To some extent Amazon are already well on their way to building a portal for e-books. The Kindle Store dominates the e-book realm and while existing Kindle devices will, grudgingly, do one or two other things, theyre really only happy when serving Amazon content. You can e-mail them non-Kindle books, but its not well-publicised and they wont WhisperSync between devices. To me, this seems like a preview of how Amazon versus non-Amazon content will work in the music, video and app arenas.
I also wonder whether Amazon need to be selling a TV too. If they want to stream video rather than let you download it (and that is clearly what the Fire is geared towards) then wont they need to give you a few more options for where you can watch? Will we spend a lot of money on content which only works on one tablet device?
Perhaps their pricing tariffs will provide the answer. Following on from what Ive been saying about Amazons fondness for selling below cost in order to get you hooked, Amazon Prime customers will apparently be given access to all sorts of free video content (12,000 and counting movies and TV shows). Maybe well feel happier about spending money on what might be a closed (and limited) platform if were renting access to a huge library rather than purchasing individual titles.
It might seem strange to offer this content to Amazon Prime customers, because Prime is all about paying a fixed fee for free high-speed delivery of packages - not on the face of it anything to do with video.

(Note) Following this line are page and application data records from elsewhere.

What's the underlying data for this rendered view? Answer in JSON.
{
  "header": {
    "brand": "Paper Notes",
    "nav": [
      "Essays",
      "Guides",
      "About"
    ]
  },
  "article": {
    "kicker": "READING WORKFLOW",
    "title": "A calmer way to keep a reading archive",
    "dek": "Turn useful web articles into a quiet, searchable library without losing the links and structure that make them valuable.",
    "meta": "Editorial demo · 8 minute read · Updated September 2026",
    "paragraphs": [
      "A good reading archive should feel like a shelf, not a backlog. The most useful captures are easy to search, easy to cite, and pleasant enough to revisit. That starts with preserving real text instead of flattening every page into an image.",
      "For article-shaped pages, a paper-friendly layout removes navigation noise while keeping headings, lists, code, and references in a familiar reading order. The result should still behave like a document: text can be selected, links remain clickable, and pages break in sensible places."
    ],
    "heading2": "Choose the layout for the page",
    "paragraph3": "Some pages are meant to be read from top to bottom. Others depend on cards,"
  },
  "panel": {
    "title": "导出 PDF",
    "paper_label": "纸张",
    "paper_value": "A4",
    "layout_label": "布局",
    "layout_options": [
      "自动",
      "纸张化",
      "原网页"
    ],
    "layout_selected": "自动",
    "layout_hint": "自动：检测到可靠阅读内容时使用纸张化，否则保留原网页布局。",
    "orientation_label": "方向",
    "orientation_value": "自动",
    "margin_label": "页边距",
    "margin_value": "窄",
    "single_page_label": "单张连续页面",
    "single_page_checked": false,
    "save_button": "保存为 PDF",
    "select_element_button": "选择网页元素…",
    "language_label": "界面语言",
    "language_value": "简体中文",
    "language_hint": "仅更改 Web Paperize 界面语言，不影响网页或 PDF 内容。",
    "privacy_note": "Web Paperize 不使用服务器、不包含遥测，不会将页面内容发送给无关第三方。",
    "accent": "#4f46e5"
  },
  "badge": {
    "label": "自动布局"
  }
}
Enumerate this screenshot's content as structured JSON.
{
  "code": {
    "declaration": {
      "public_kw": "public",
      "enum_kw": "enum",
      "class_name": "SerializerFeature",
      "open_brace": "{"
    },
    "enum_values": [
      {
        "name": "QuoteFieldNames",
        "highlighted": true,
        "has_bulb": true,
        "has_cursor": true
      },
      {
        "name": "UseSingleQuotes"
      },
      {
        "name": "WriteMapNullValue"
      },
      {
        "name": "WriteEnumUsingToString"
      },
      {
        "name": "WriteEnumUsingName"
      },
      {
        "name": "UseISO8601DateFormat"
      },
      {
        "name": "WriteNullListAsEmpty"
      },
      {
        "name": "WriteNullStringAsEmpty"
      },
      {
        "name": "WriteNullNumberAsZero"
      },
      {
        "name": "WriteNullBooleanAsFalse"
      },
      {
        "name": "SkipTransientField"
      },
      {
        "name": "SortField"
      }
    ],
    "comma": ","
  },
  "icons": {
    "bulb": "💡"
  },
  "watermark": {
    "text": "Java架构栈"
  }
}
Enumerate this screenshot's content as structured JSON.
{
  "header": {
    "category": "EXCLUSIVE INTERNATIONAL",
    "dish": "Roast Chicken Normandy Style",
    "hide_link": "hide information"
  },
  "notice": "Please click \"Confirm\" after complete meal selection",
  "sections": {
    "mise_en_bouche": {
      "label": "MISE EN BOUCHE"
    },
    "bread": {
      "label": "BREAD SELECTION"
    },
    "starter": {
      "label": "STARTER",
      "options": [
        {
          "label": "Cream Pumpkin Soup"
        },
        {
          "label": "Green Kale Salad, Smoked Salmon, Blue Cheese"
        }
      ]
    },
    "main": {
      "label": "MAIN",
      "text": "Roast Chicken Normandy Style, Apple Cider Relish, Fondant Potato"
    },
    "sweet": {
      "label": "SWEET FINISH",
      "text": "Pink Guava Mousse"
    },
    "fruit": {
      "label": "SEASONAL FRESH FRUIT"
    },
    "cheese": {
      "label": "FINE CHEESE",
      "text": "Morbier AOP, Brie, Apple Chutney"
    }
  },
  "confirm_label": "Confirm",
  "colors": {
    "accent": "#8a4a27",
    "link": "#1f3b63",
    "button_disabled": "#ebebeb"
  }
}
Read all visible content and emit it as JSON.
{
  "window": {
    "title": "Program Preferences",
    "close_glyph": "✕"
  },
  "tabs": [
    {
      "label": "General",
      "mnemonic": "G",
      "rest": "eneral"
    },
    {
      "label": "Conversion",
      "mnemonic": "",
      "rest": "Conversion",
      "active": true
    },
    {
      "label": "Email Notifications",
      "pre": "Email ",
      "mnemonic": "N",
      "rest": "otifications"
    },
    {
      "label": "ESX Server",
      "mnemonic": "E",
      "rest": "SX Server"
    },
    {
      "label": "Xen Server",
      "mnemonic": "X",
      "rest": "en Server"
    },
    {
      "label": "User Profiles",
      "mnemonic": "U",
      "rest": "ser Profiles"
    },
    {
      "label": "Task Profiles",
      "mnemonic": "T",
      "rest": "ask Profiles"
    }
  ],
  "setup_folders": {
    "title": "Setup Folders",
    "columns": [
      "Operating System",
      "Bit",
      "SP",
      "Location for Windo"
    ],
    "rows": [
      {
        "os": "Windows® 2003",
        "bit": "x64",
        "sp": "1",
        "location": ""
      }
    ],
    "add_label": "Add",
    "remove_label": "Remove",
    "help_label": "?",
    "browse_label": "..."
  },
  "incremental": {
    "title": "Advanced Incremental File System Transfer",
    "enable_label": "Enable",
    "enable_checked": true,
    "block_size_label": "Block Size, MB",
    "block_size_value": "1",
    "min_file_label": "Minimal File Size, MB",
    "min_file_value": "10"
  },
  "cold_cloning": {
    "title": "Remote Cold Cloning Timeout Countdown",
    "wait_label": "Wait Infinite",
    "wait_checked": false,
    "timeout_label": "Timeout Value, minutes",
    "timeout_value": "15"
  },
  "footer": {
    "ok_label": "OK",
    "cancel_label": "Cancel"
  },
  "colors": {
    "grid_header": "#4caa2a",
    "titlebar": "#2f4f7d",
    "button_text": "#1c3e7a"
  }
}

But of course anyone who already has a Prime account will have a good incentive to buy a Fire. And anyone with a Fire who takes out Prime membership for the video library will have a strong incentive to buy more physical product. Its all about cross-selling and multi-channel bundling: clever, but also just the sort of thing companies like Microsoft got in trouble for when it started to really deliver results.
Im not entirely sure why, but personally I cant see it working. Its a decade too late to lock anyone in when it comes to music and a couple of years too late to lock in a lot of video consumers. Not to detract from their hard work, but Amazon have been lucky with e-books in that they havent encountered any serious opponents yet. Their e-book format is dominant as are their e-reader devices, and both reinforce the others proprietary hold. But Amazon will encounter more than just fledgling start-ups and slow-witted dinosaurs when they make their push into other forms of content - and despite what this article says about Apple being a hardware company and Amazon being content-sellers* theres a lot of overlap when it comes to the Fire. There are over 40 million iPads out there already and restrictive though Apple often are, it looks like Amazon have an even more tightly controlled service in mind. Thats going to be a tough sell from a standing start with a product which is unlikely to wow anyone whos used an iPad.
* Check out that chart where Wired invent a lot of nonsense reasons why Jeff is right. I mean, suggesting that Apple aren't 'cloud-centric' a couple of weeks after they wired up everything in their product line to iCloud is ridiculous.